Short bio: Computer Scientist, FOSS supporter (read more)
Tux Machines (TM)-specific
During a pilot project for Linux Simple Internet Server (SIS) for 20 companies conducted by the National Electronics and Computer Technology Centre (Nectec), SMEs found that they could save on software licensing costs by up to 50,000 baht.
The Linux SIS project ran for six months, from May to October 2006 with 20 participants who were system integrators (SIs) and SMEs.
According to Nectec deputy director Dr Kwan Siththani, the project evaluation found that most participants favoured Linux SIS for managing Intranet mail, for file sharing, and as a web proxy and they were likely to shift to Linux SIS implementation in their organisations.

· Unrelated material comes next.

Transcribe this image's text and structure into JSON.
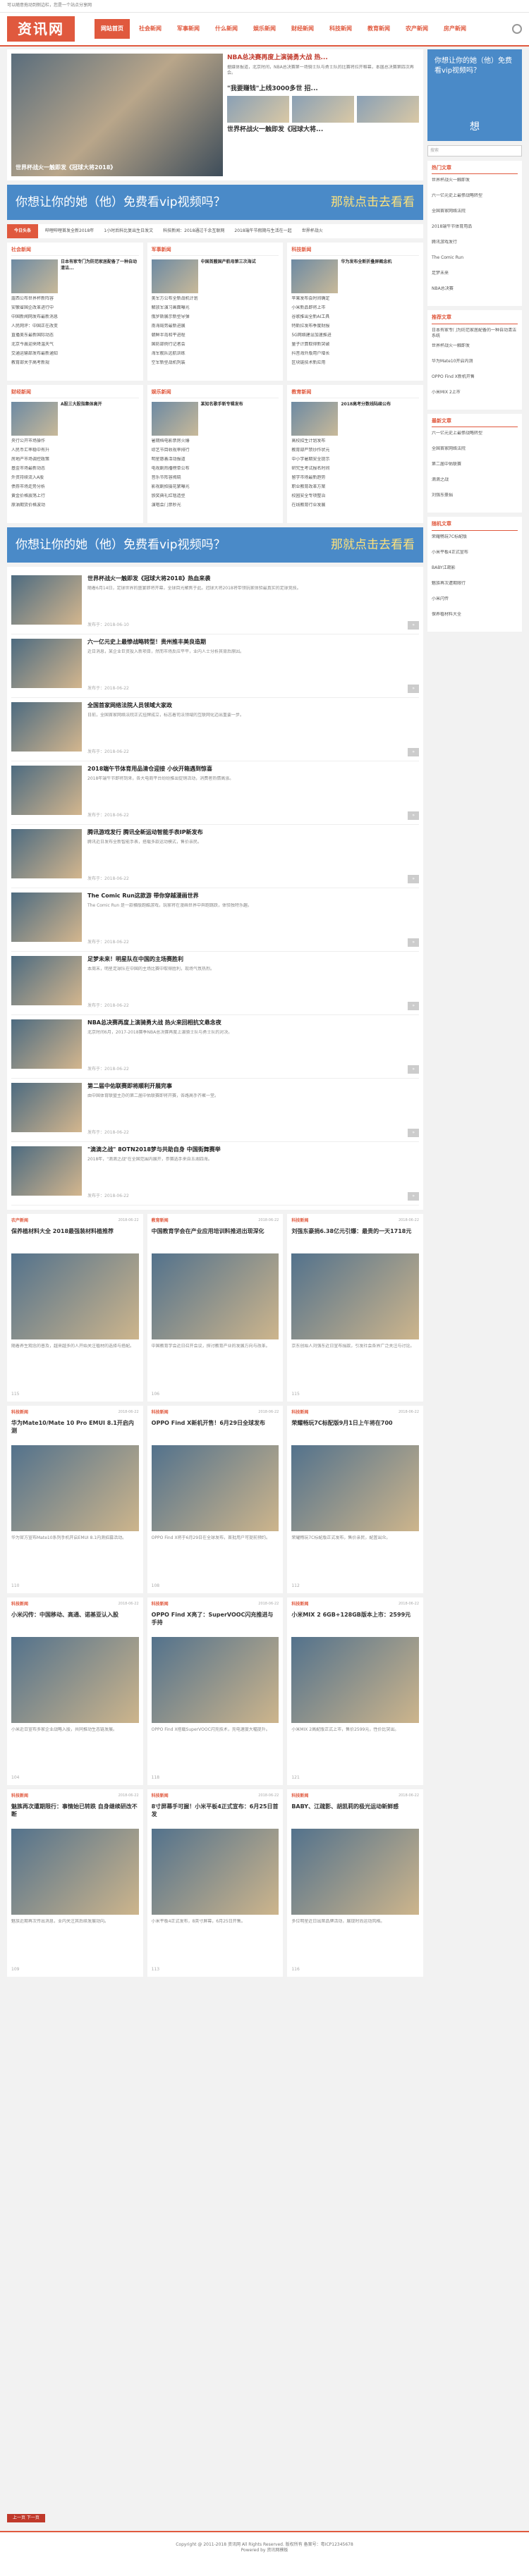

Dr Kwan noted that success factors for the project included executives' policies in pushing open source utilisation in both SIs and SMEs. It also learned that SIs should select people who were interested and ready to learn about Linux server while SIs had concerns about after-sales service.
In terms of cost savings, it found that most SMEs who ran Linux SIS could really save from 5,000 to 50,000 baht on the cost of a software licence, but...
By the time you read this you will be able to download Psiphon, software developed at the University of Toronto in Canada that will allow a user to jump over or tunnel under a government firewall, guaranteeing that it will immediately be banned in a number of countries.
It works by allowing one user in, say a country without any restrictions, to set up an account for someone in a country that has them. The target user can then surf the Internet without restrictions.
This raises the old issue of basic human rights versus the right of a nation state to impose restrictions on them. Article 19 of the Declaration of Human Rights states that "Everyone has the right to freedom of opinion and expression; this right includes freedom to hold opinions without interference and to seek, receive and impart information and ideas through any media and regardless of frontiers."
The biggest violators of this paragraph are typically listed as China, Vietnam, Saudi Arabia, Syria, Iran and Egypt.